Using the data below, copy every line that contains the word "title".

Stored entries

========

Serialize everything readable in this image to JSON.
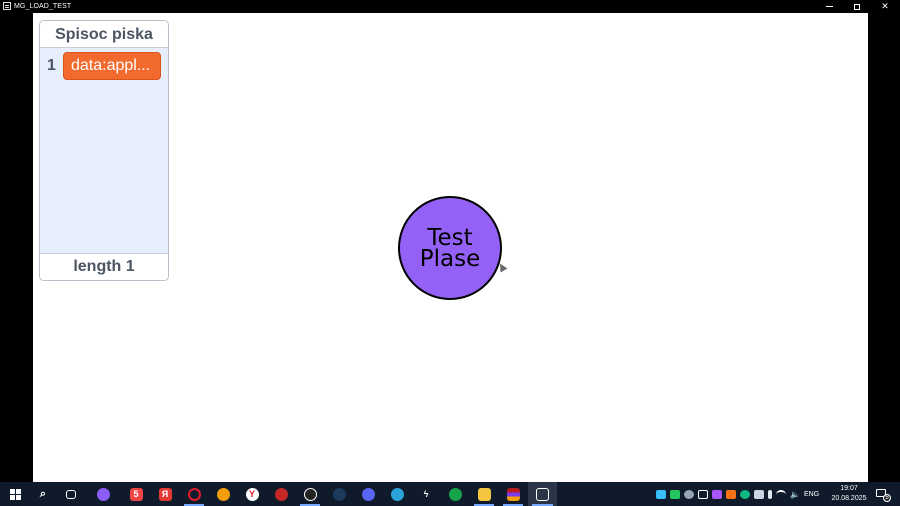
{
  "window": {
    "title": "MG_LOAD_TEST"
  },
  "panel": {
    "header": "Spisoc piska",
    "items": [
      {
        "index": "1",
        "label": "data:appl..."
      }
    ],
    "footer": "length 1"
  },
  "circle": {
    "line1": "Test",
    "line2": "Plase",
    "fill_color": "#9461f6"
  },
  "chip_color": "#f26a2d",
  "taskbar": {
    "language": "ENG",
    "time": "19:07",
    "date": "20.08.2025",
    "notification_count": "5",
    "pinned_icons": [
      "start-icon",
      "search-icon",
      "task-view-icon",
      "alice-icon",
      "html-icon",
      "yandex-browser-icon",
      "opera-icon",
      "fl-studio-icon",
      "yandex-icon",
      "record-icon",
      "obs-icon",
      "steam-icon",
      "discord-icon",
      "telegram-icon",
      "lightning-icon",
      "app-icon",
      "file-explorer-icon",
      "winrar-icon",
      "game-window-icon"
    ]
  }
}
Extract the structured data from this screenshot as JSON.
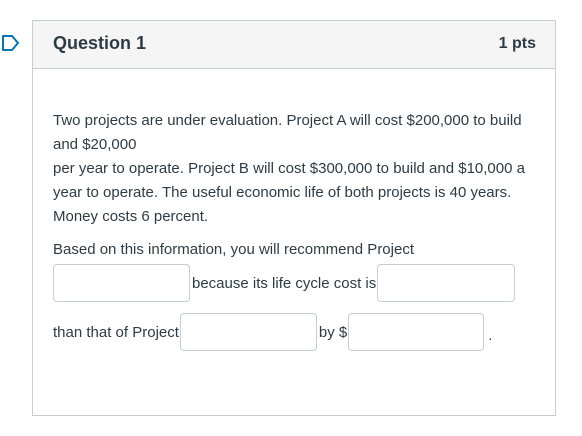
{
  "question": {
    "title": "Question 1",
    "points": "1 pts",
    "paragraph_line1": "Two projects are under evaluation. Project A will cost $200,000 to build and $20,000",
    "paragraph_line2": "per year to operate. Project B will cost $300,000 to build and $10,000 a year to operate. The useful economic life of both projects is 40 years. Money costs 6 percent.",
    "prompt": "Based on this information, you will recommend Project",
    "label_because": "because its life cycle cost is",
    "label_than": "than that of Project",
    "label_by": "by $",
    "label_period": "."
  },
  "answers": {
    "project_recommended": "",
    "comparison": "",
    "other_project": "",
    "difference": ""
  },
  "colors": {
    "header_bg": "#f5f5f5",
    "border": "#c7cdd1",
    "text": "#2d3b45",
    "flag": "#0374b5"
  },
  "icons": {
    "flag": "flag-outline-icon"
  }
}
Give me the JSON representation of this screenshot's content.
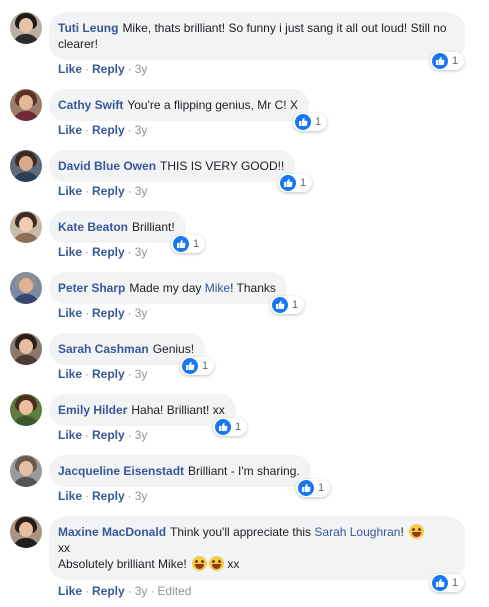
{
  "actions": {
    "like": "Like",
    "reply": "Reply",
    "dot": "·"
  },
  "comments": [
    {
      "author": "Tuti Leung",
      "text": "Mike, thats brilliant! So funny i just sang it all out loud! Still no clearer!",
      "reaction_count": "1",
      "time": "3y"
    },
    {
      "author": "Cathy Swift",
      "text": "You're a flipping genius, Mr C! X",
      "reaction_count": "1",
      "time": "3y"
    },
    {
      "author": "David Blue Owen",
      "text": "THIS IS VERY GOOD!!",
      "reaction_count": "1",
      "time": "3y"
    },
    {
      "author": "Kate Beaton",
      "text": "Brilliant!",
      "reaction_count": "1",
      "time": "3y"
    },
    {
      "author": "Peter Sharp",
      "text_before": "Made my day ",
      "mention": "Mike",
      "text_after": "! Thanks",
      "reaction_count": "1",
      "time": "3y"
    },
    {
      "author": "Sarah Cashman",
      "text": "Genius!",
      "reaction_count": "1",
      "time": "3y"
    },
    {
      "author": "Emily Hilder",
      "text": "Haha! Brilliant! xx",
      "reaction_count": "1",
      "time": "3y"
    },
    {
      "author": "Jacqueline Eisenstadt",
      "text": "Brilliant - I'm sharing.",
      "reaction_count": "1",
      "time": "3y"
    },
    {
      "author": "Maxine MacDonald",
      "text_before": "Think you'll appreciate this ",
      "mention": "Sarah Loughran",
      "text_after": "!",
      "line2": "xx",
      "line3": "Absolutely brilliant Mike!",
      "line3_end": "xx",
      "reaction_count": "1",
      "time": "3y",
      "edited": "Edited",
      "emoji": "grinning-face"
    }
  ],
  "colors": {
    "bubble": "#f2f3f5",
    "name_link": "#385898",
    "like_blue": "#1877f2",
    "meta_grey": "#90949c"
  }
}
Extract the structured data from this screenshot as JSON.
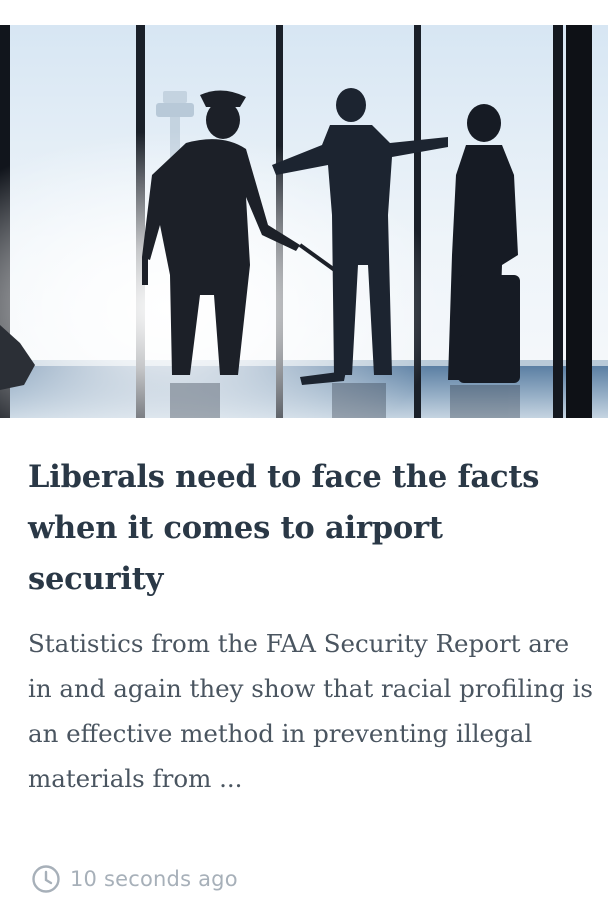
{
  "article": {
    "image_alt": "Airport security officer with passengers silhouetted against terminal windows",
    "headline": "Liberals need to face the facts when it comes to airport security",
    "excerpt": "Statistics from the FAA Security Report are in and again they show that racial profiling is an effective method in preventing illegal materials from ...",
    "timestamp": "10 seconds ago",
    "timestamp_icon": "clock-icon"
  },
  "colors": {
    "headline": "#2a3846",
    "excerpt": "#4a5560",
    "meta": "#a7b0b9",
    "background": "#ffffff"
  }
}
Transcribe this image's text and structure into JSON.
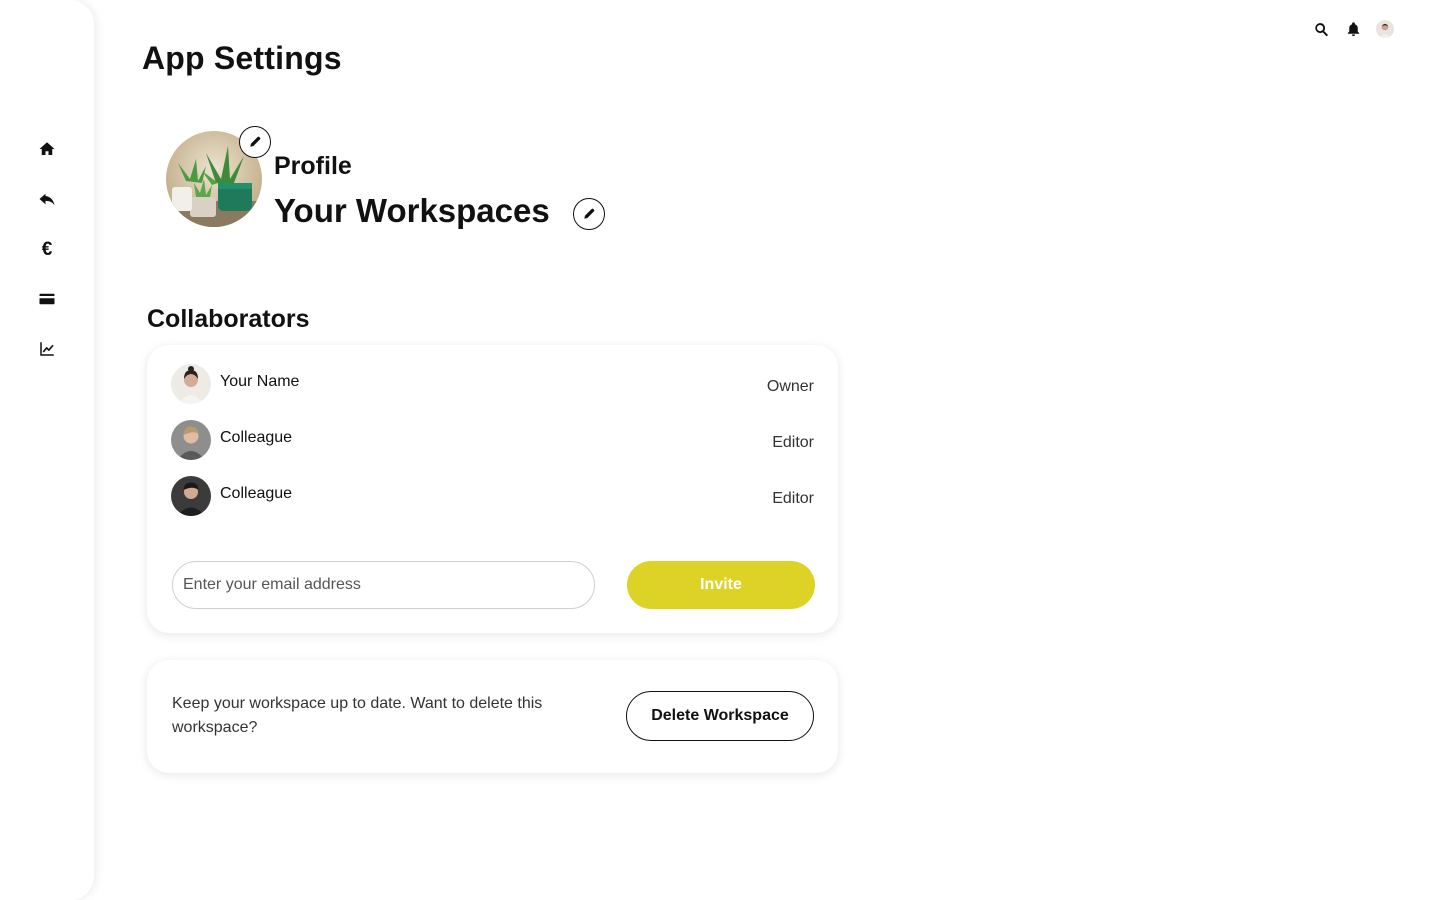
{
  "page": {
    "title": "App Settings"
  },
  "sidebar": {
    "items": [
      {
        "name": "home",
        "icon": "home-icon"
      },
      {
        "name": "back",
        "icon": "reply-icon"
      },
      {
        "name": "currency",
        "icon": "euro-icon",
        "glyph": "€"
      },
      {
        "name": "cards",
        "icon": "credit-card-icon"
      },
      {
        "name": "analytics",
        "icon": "chart-line-icon"
      }
    ]
  },
  "topbar": {
    "icons": [
      "search-icon",
      "bell-icon",
      "user-avatar"
    ]
  },
  "profile": {
    "label": "Profile",
    "workspace_name": "Your Workspaces"
  },
  "collaborators": {
    "title": "Collaborators",
    "people": [
      {
        "name": "Your Name",
        "role": "Owner"
      },
      {
        "name": "Colleague",
        "role": "Editor"
      },
      {
        "name": "Colleague",
        "role": "Editor"
      }
    ],
    "email_placeholder": "Enter your email address",
    "invite_label": "Invite"
  },
  "delete_section": {
    "text": "Keep your workspace up to date. Want to delete this workspace?",
    "button_label": "Delete Workspace"
  },
  "colors": {
    "accent": "#ddd226",
    "text": "#111111",
    "background": "#ffffff"
  }
}
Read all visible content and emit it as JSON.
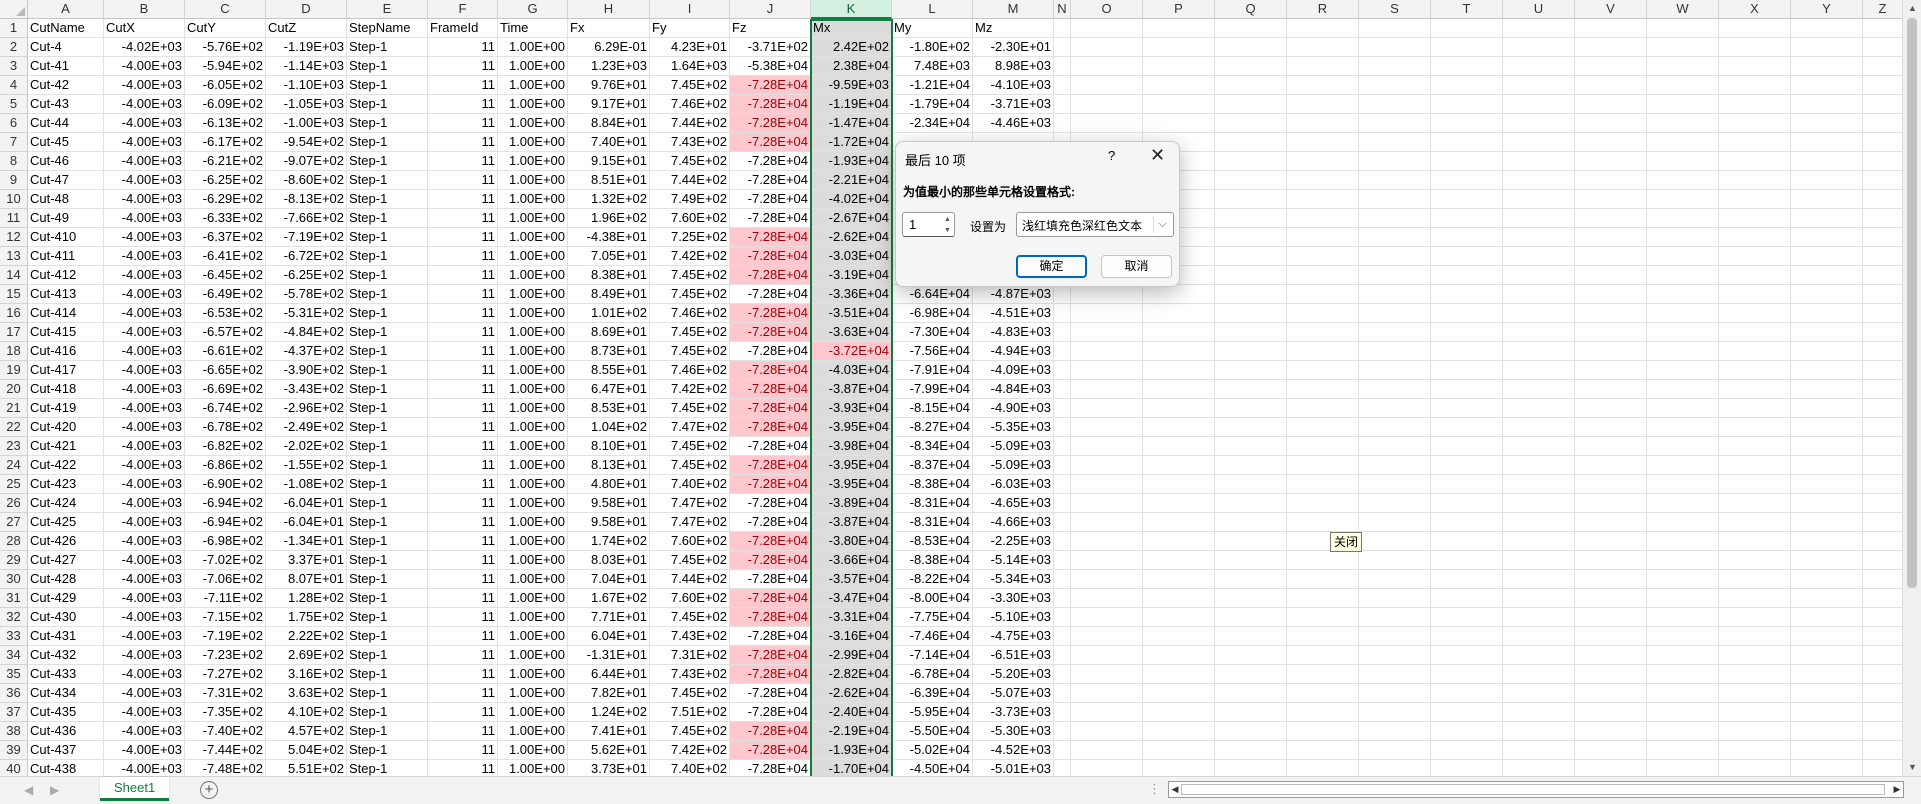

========

(Solution to this task):
    "title": "MG_LOAD_TEST"
    "title": "Question 1",
    "title": "App Settings"
    "title": "Collaborators",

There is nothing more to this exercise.